Problem statement:
Line by line, retype the whole listing exactly.

+++++

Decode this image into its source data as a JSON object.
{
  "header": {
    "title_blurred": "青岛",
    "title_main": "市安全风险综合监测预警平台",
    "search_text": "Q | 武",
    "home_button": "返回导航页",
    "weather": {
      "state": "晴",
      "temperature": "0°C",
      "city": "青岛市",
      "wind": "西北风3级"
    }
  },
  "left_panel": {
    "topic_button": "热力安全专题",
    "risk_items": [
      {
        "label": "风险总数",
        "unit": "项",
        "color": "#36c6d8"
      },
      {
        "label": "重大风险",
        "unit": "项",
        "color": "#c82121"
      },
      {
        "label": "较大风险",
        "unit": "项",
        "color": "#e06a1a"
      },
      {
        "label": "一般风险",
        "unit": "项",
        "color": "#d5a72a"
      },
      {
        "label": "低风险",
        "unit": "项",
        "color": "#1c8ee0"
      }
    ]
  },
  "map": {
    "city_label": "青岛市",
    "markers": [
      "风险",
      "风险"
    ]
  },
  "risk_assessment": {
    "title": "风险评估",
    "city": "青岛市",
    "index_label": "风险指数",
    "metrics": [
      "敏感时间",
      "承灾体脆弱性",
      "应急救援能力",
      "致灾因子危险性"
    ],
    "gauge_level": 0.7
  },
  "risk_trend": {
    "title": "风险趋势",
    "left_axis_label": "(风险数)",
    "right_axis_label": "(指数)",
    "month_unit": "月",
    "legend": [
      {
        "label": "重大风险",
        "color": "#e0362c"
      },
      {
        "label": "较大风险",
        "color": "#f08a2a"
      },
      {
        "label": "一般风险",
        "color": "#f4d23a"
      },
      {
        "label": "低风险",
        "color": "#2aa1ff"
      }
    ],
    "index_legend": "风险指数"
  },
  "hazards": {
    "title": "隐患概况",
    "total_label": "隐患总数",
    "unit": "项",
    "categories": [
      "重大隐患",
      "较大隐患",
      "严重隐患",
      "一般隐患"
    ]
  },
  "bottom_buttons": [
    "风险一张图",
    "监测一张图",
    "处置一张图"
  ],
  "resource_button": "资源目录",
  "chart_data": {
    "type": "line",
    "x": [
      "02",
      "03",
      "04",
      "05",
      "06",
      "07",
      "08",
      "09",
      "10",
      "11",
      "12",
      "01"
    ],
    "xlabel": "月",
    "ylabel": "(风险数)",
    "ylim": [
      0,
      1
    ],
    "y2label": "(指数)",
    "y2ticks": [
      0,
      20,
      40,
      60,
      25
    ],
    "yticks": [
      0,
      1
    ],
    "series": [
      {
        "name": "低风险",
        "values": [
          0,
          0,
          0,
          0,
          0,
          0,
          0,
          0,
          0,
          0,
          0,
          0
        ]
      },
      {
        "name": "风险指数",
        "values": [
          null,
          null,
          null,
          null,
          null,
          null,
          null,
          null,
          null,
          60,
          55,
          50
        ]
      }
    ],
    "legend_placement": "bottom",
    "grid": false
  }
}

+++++

Output:
Decode this image into its source data as a JSON object.
{
  "header": {
    "title_blurred": "青岛",
    "title_main": "市安全风险综合监测预警平台",
    "search_text": "Q | 武",
    "home_button": "返回导航页",
    "weather": {
      "state": "晴",
      "temperature": "0°C",
      "city": "青岛市",
      "wind": "西北风3级"
    }
  },
  "left_panel": {
    "topic_button": "热力安全专题",
    "risk_items": [
      {
        "label": "风险总数",
        "unit": "项",
        "color": "#36c6d8"
      },
      {
        "label": "重大风险",
        "unit": "项",
        "color": "#c82121"
      },
      {
        "label": "较大风险",
        "unit": "项",
        "color": "#e06a1a"
      },
      {
        "label": "一般风险",
        "unit": "项",
        "color": "#d5a72a"
      },
      {
        "label": "低风险",
        "unit": "项",
        "color": "#1c8ee0"
      }
    ]
  },
  "map": {
    "city_label": "青岛市",
    "markers": [
      "风险",
      "风险"
    ]
  },
  "risk_assessment": {
    "title": "风险评估",
    "city": "青岛市",
    "index_label": "风险指数",
    "metrics": [
      "敏感时间",
      "承灾体脆弱性",
      "应急救援能力",
      "致灾因子危险性"
    ],
    "gauge_level": 0.7
  },
  "risk_trend": {
    "title": "风险趋势",
    "left_axis_label": "(风险数)",
    "right_axis_label": "(指数)",
    "month_unit": "月",
    "legend": [
      {
        "label": "重大风险",
        "color": "#e0362c"
      },
      {
        "label": "较大风险",
        "color": "#f08a2a"
      },
      {
        "label": "一般风险",
        "color": "#f4d23a"
      },
      {
        "label": "低风险",
        "color": "#2aa1ff"
      }
    ],
    "index_legend": "风险指数"
  },
  "hazards": {
    "title": "隐患概况",
    "total_label": "隐患总数",
    "unit": "项",
    "categories": [
      "重大隐患",
      "较大隐患",
      "严重隐患",
      "一般隐患"
    ]
  },
  "bottom_buttons": [
    "风险一张图",
    "监测一张图",
    "处置一张图"
  ],
  "resource_button": "资源目录",
  "chart_data": {
    "type": "line",
    "x": [
      "02",
      "03",
      "04",
      "05",
      "06",
      "07",
      "08",
      "09",
      "10",
      "11",
      "12",
      "01"
    ],
    "xlabel": "月",
    "ylabel": "(风险数)",
    "ylim": [
      0,
      1
    ],
    "y2label": "(指数)",
    "y2ticks": [
      0,
      20,
      40,
      60,
      25
    ],
    "yticks": [
      0,
      1
    ],
    "series": [
      {
        "name": "低风险",
        "values": [
          0,
          0,
          0,
          0,
          0,
          0,
          0,
          0,
          0,
          0,
          0,
          0
        ]
      },
      {
        "name": "风险指数",
        "values": [
          null,
          null,
          null,
          null,
          null,
          null,
          null,
          null,
          null,
          60,
          55,
          50
        ]
      }
    ],
    "legend_placement": "bottom",
    "grid": false
  }
}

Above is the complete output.